» Task data:
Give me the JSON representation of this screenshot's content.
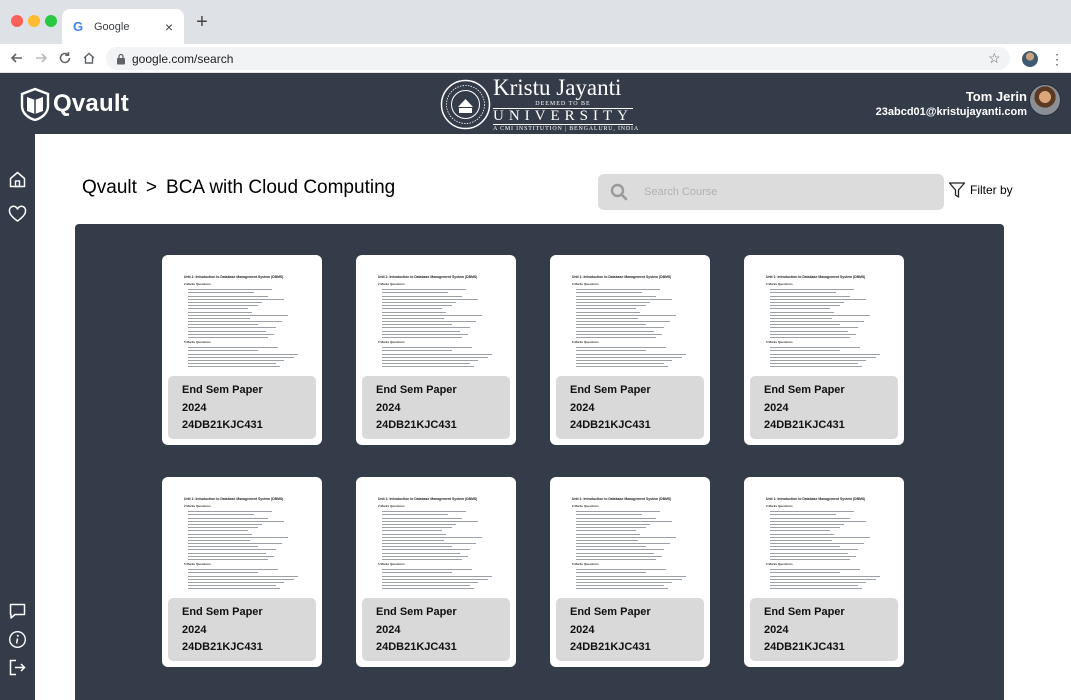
{
  "browser": {
    "tab_title": "Google",
    "tab_favicon": "G",
    "url": "google.com/search",
    "icons": [
      "back-icon",
      "forward-icon",
      "reload-icon",
      "home-icon",
      "lock-icon",
      "star-icon",
      "profile-avatar",
      "menu-kebab-icon"
    ]
  },
  "header": {
    "app_name": "Qvault",
    "institution": {
      "name": "Kristu Jayanti",
      "deemed": "DEEMED TO BE",
      "university": "UNIVERSITY",
      "subtitle": "A CMI INSTITUTION | BENGALURU, INDIA"
    },
    "user": {
      "name": "Tom Jerin",
      "email": "23abcd01@kristujayanti.com"
    }
  },
  "sidebar": {
    "top_icons": [
      "home-icon",
      "heart-icon"
    ],
    "bottom_icons": [
      "chat-icon",
      "info-icon",
      "logout-icon"
    ]
  },
  "breadcrumb": {
    "root": "Qvault",
    "separator": ">",
    "current": "BCA with Cloud Computing"
  },
  "search": {
    "placeholder": "Search Course"
  },
  "filter": {
    "label": "Filter by"
  },
  "papers": [
    {
      "type": "End Sem Paper",
      "year": "2024",
      "code": "24DB21KJC431"
    },
    {
      "type": "End Sem Paper",
      "year": "2024",
      "code": "24DB21KJC431"
    },
    {
      "type": "End Sem Paper",
      "year": "2024",
      "code": "24DB21KJC431"
    },
    {
      "type": "End Sem Paper",
      "year": "2024",
      "code": "24DB21KJC431"
    },
    {
      "type": "End Sem Paper",
      "year": "2024",
      "code": "24DB21KJC431"
    },
    {
      "type": "End Sem Paper",
      "year": "2024",
      "code": "24DB21KJC431"
    },
    {
      "type": "End Sem Paper",
      "year": "2024",
      "code": "24DB21KJC431"
    },
    {
      "type": "End Sem Paper",
      "year": "2024",
      "code": "24DB21KJC431"
    }
  ],
  "paper_preview": {
    "title": "Unit 1: Introduction to Database Management System (DBMS)",
    "section1": "2 Marks Questions",
    "section2": "5 Marks Questions"
  },
  "colors": {
    "header_bg": "#343c4a",
    "panel_bg": "#343c4a",
    "search_bg": "#dcdcdc",
    "overlay_bg": "#d6d6d6"
  }
}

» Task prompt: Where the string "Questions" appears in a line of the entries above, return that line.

» Solution:
    "section1": "2 Marks Questions",
    "section2": "5 Marks Questions"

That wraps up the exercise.